O how the pleasant airs of true love be
Infected by those vapours which arise
From out that noisome gulf, which gaping lies
Between the jaws of hellish jealousy:
A monster, others’ harm, self-misery,
Beauty’s plague, virtue’s scourge, succour of lies;
Who his own joy to his own hurt applies,
And only cherish doth with injury;
Who since he hath, by nature’s special grace,
So piercing paws as spoil when they embrace,
So nimble feet, as stir still, though on thorns;
So many eyes aye seeking their own woe,
So ample ears, as never good news know:
Is it not ill that such a devil wants horns?
I suggest you click here to open the sonnet in a separate window, so that you can refer directly to it as you read on through the analysis.
Reading note: “devil” in the final line is elided to a single syllable “de’il,” creating in effect an internal rhyme with “ill.” This is sometimes made more obvious in editing with the use of “evil” instead of “ill,” in which case both words require elided—or at least rushed—pronunciations.
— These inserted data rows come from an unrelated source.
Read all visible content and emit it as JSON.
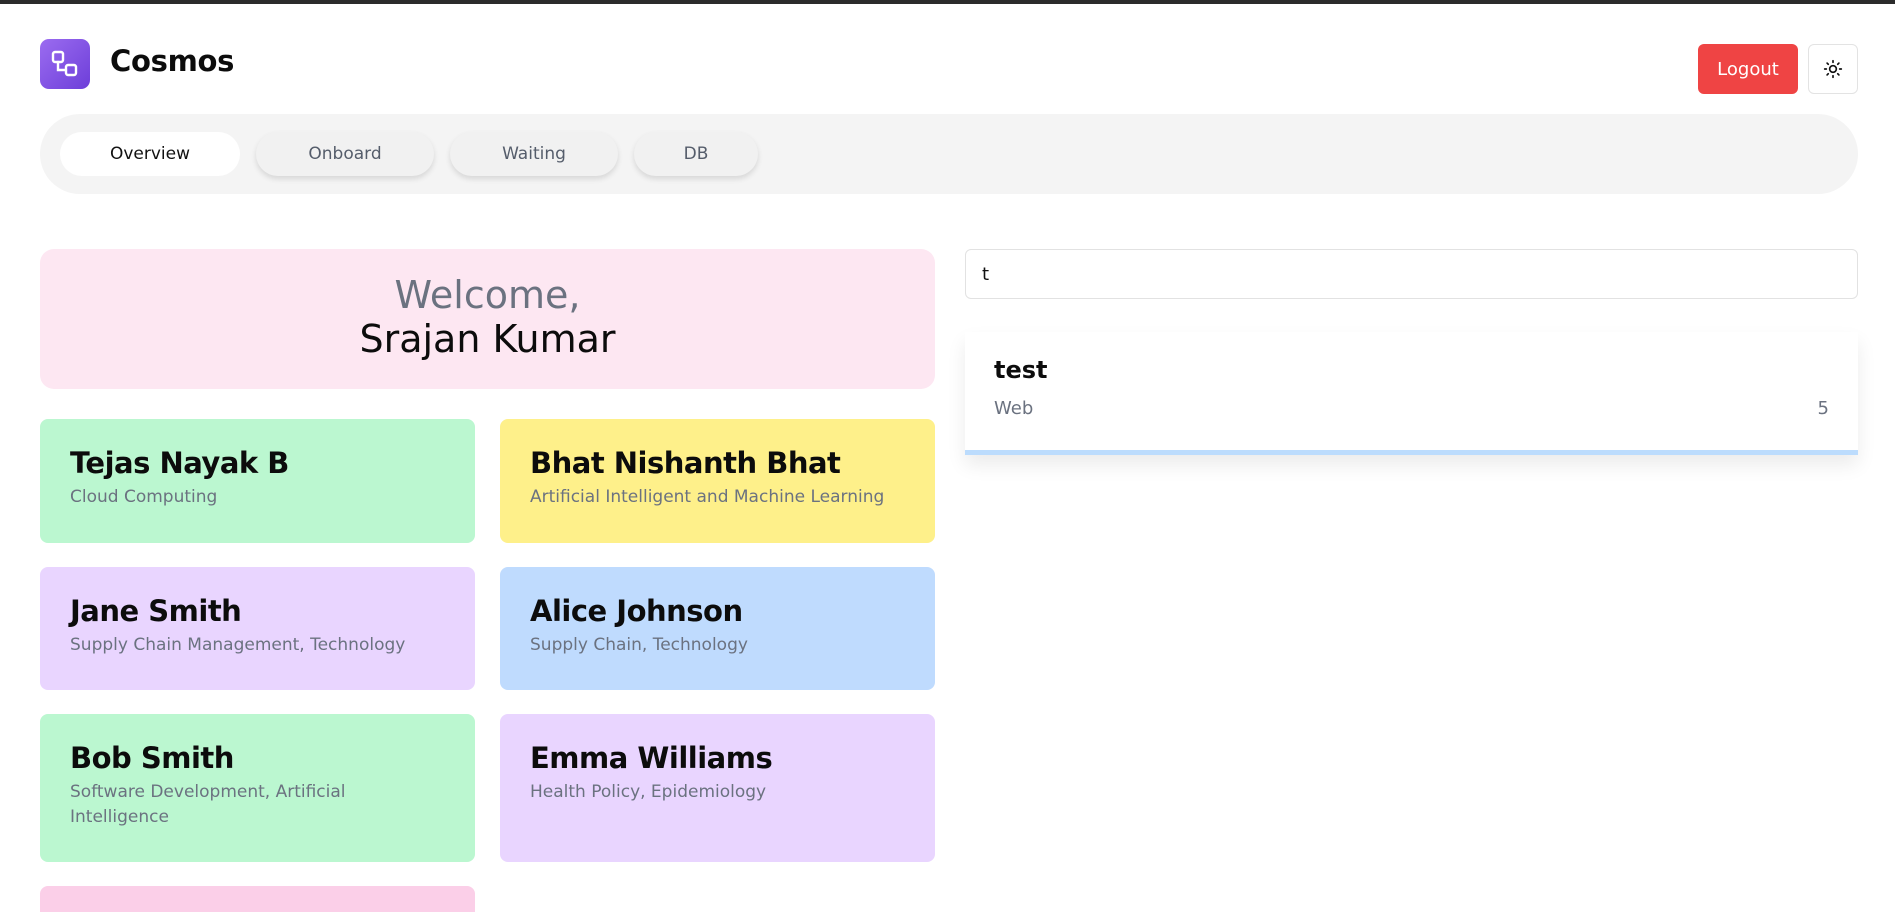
{
  "app": {
    "title": "Cosmos"
  },
  "header": {
    "logout_label": "Logout",
    "theme_icon": "sun-icon"
  },
  "tabs": [
    {
      "label": "Overview",
      "active": true
    },
    {
      "label": "Onboard",
      "active": false
    },
    {
      "label": "Waiting",
      "active": false
    },
    {
      "label": "DB",
      "active": false
    }
  ],
  "welcome": {
    "greeting": "Welcome,",
    "user_name": "Srajan Kumar"
  },
  "people": [
    {
      "name": "Tejas Nayak B",
      "field": "Cloud Computing",
      "color": "#bbf7d0"
    },
    {
      "name": "Bhat Nishanth Bhat",
      "field": "Artificial Intelligent and Machine Learning",
      "color": "#fef08a"
    },
    {
      "name": "Jane Smith",
      "field": "Supply Chain Management, Technology",
      "color": "#e9d5ff"
    },
    {
      "name": "Alice Johnson",
      "field": "Supply Chain, Technology",
      "color": "#bfdbfe"
    },
    {
      "name": "Bob Smith",
      "field": "Software Development, Artificial Intelligence",
      "color": "#bbf7d0"
    },
    {
      "name": "Emma Williams",
      "field": "Health Policy, Epidemiology",
      "color": "#e9d5ff"
    },
    {
      "name": "",
      "field": "",
      "color": "#fbcfe8"
    }
  ],
  "search": {
    "value": "t"
  },
  "results": [
    {
      "title": "test",
      "category": "Web",
      "count": "5"
    }
  ],
  "colors": {
    "accent": "#7c4ddf",
    "logout": "#ef4444",
    "result_border": "#bcdcfd"
  }
}
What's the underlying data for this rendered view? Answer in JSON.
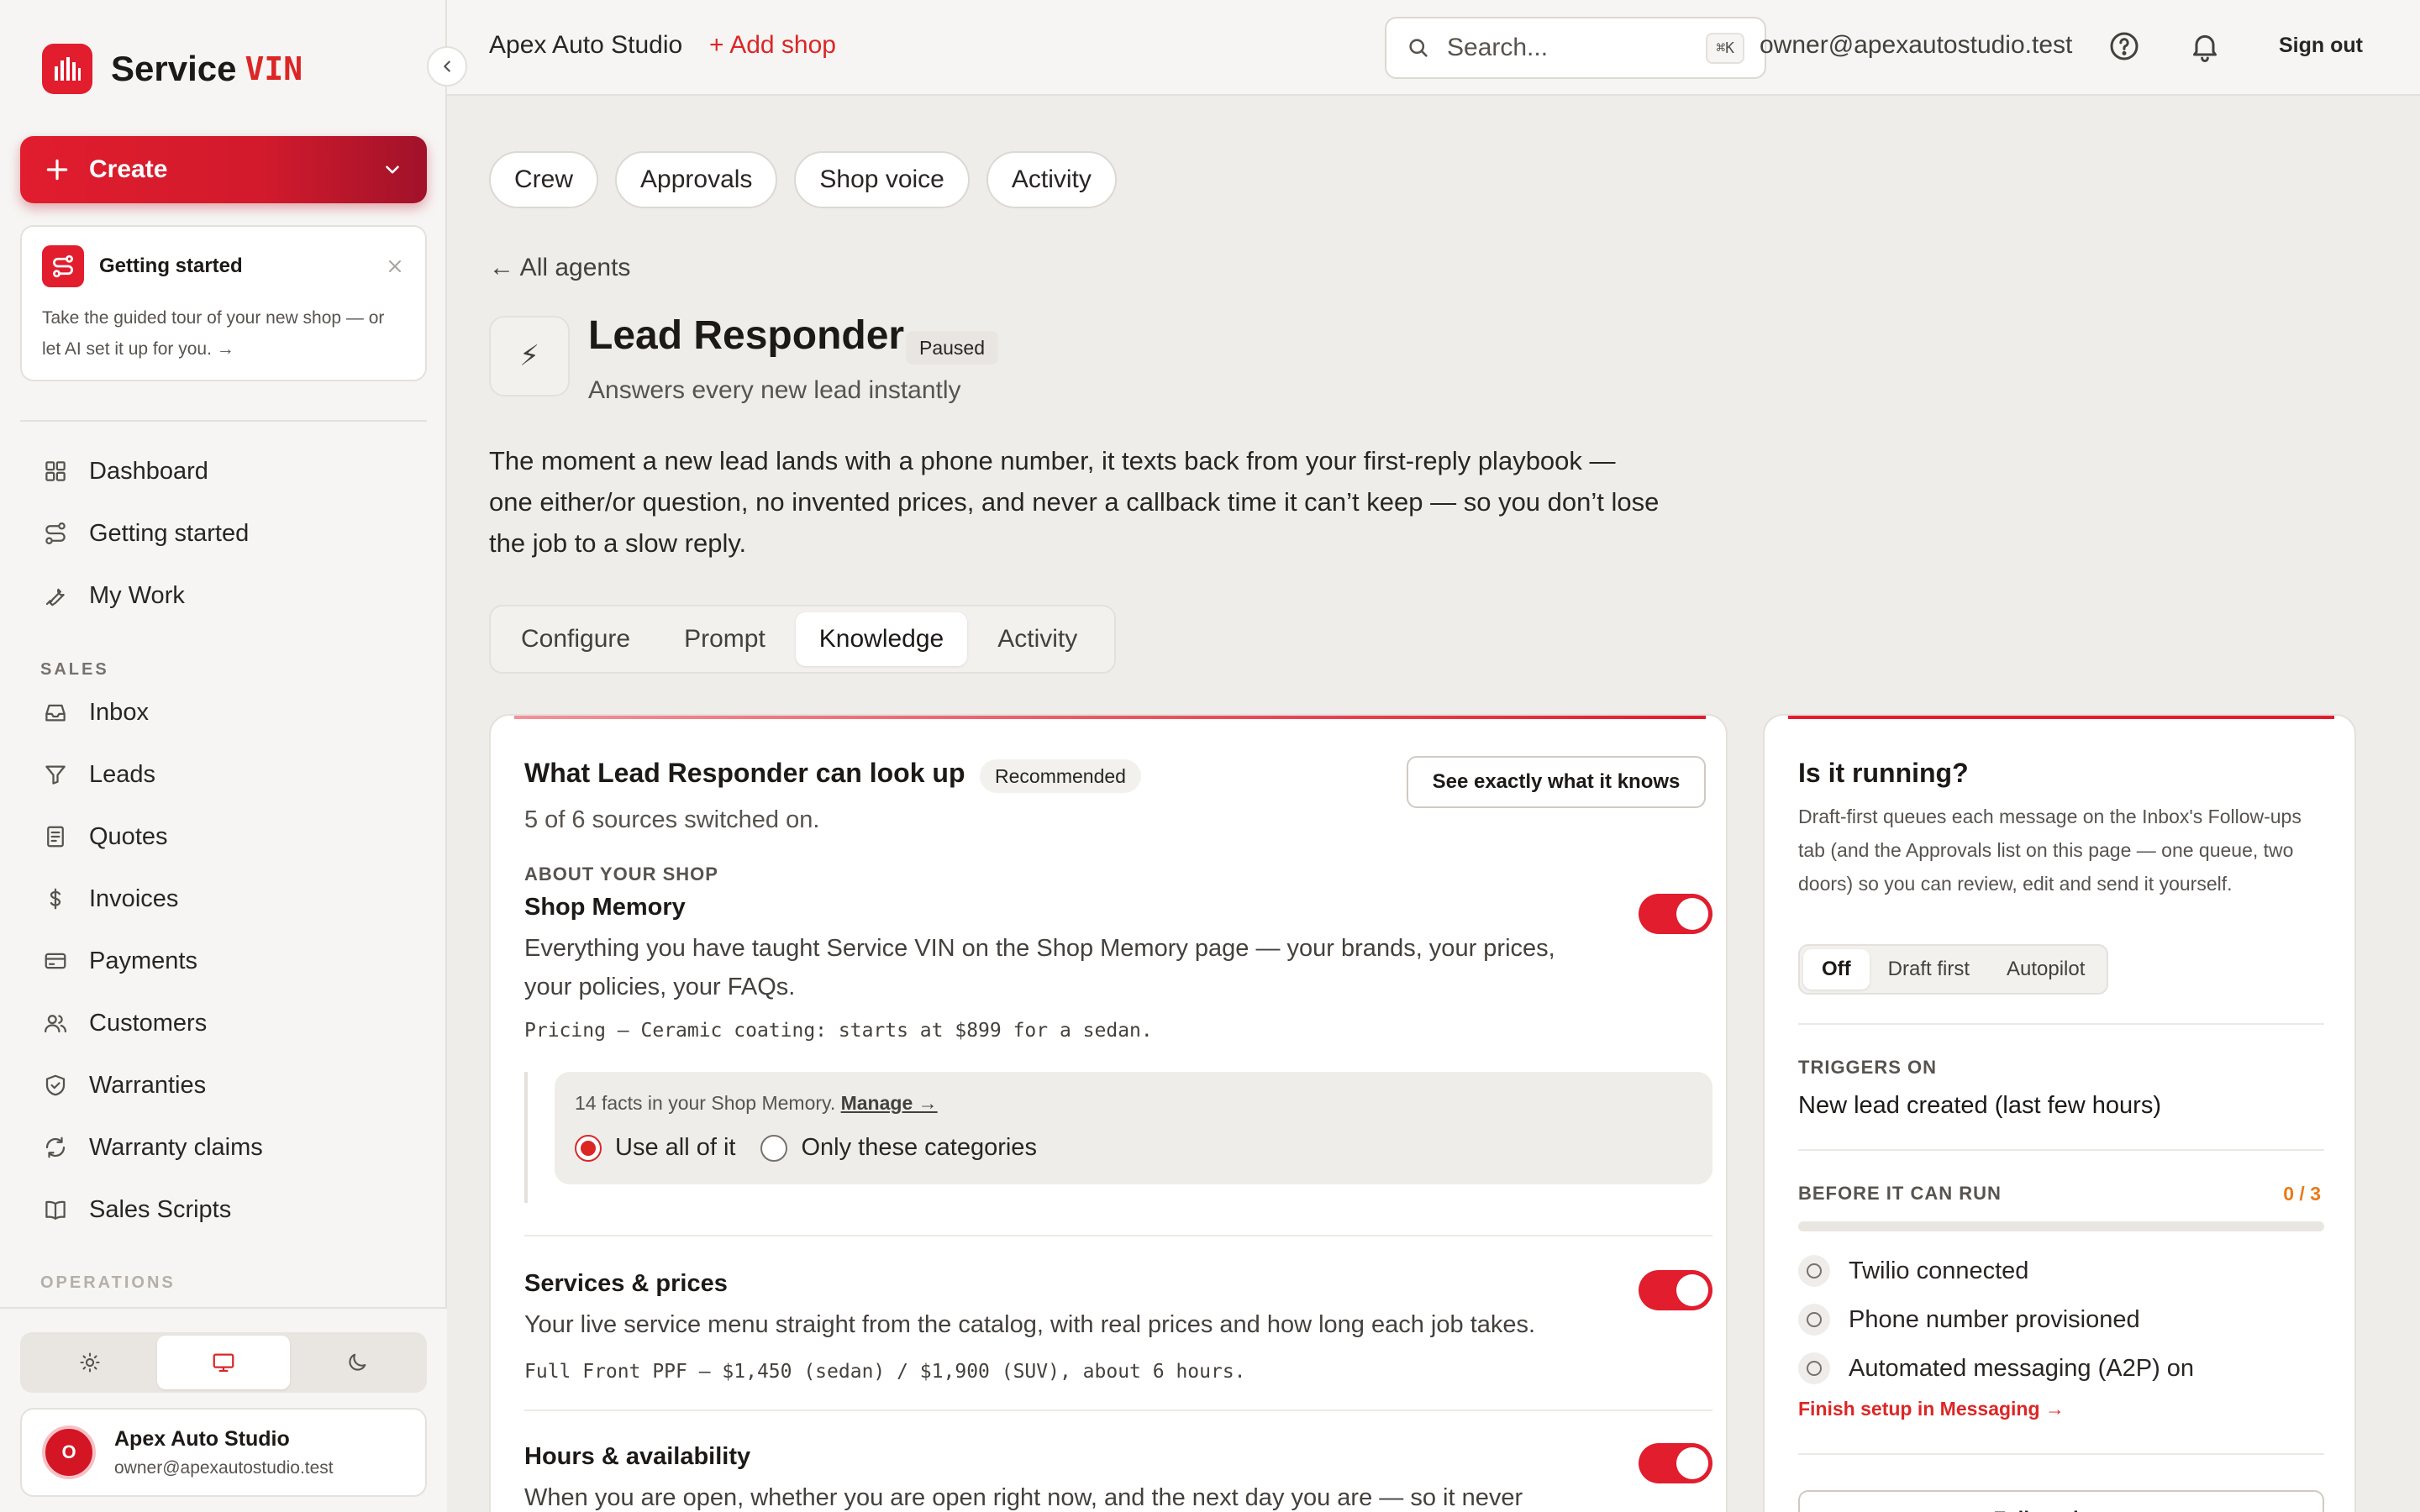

In a “breathless” (literally) opening quatrain, using a metaphor of pleasant or noxious air, the poem establishes that the very opposite of “true love” is “hellish jealousy.” Iago’s “green-eyed monster” comes to mind, and indeed heads the list that starts in line 5, but by the end of the poem it is clear that we are not just talking about an abstract passion, but rather a jealous person. Has Lord Rich perhaps taken some action to keep Penelope out of Sidney’s company? Or has the poet merely projected jealousy onto his rival, as the cause of his own thwarted designs?
Whatever the cause, the process towards ad hominem attack begins in the second quatrain. A list of six short derogatory phrases gives way in line seven and eight—the middle of the poem—to a two-line clause which suddenly uses the personal pronoun “his.” And the sense of this clause is somewhat specific: personified Jealousy is only capable of deriving “hurt” from his love, and “injures” the one he professes to “cherish.” (The ostensibly de-personalized “succour” at the end of line six need not be, as there was a sense of the word that essentially meant “succorer”; i.e., an enabler of duplicity.)
The sestet pushes personification on into beastialization, as the jealous one is endowed by “nature” with “piercing paws,” “nimble [i.e., nervous or pacing?] feet,” the multiple eyes of Argus, and “ample ears.” This is not just a beast but a monster! And the final line—a very clever punch line—makes clear that the personified Jealousy is specifically the jealous husband himself. Such a monster, the line says, has all the devil’s features except horns. So far, he lacks the horns of a cuckold, an “ill” that the speaker would love to redress!
Next time (weekend of July 10): Sonnet 79
Jonathan Smith is Professor of English at Hanover College, Hanover, Indiana.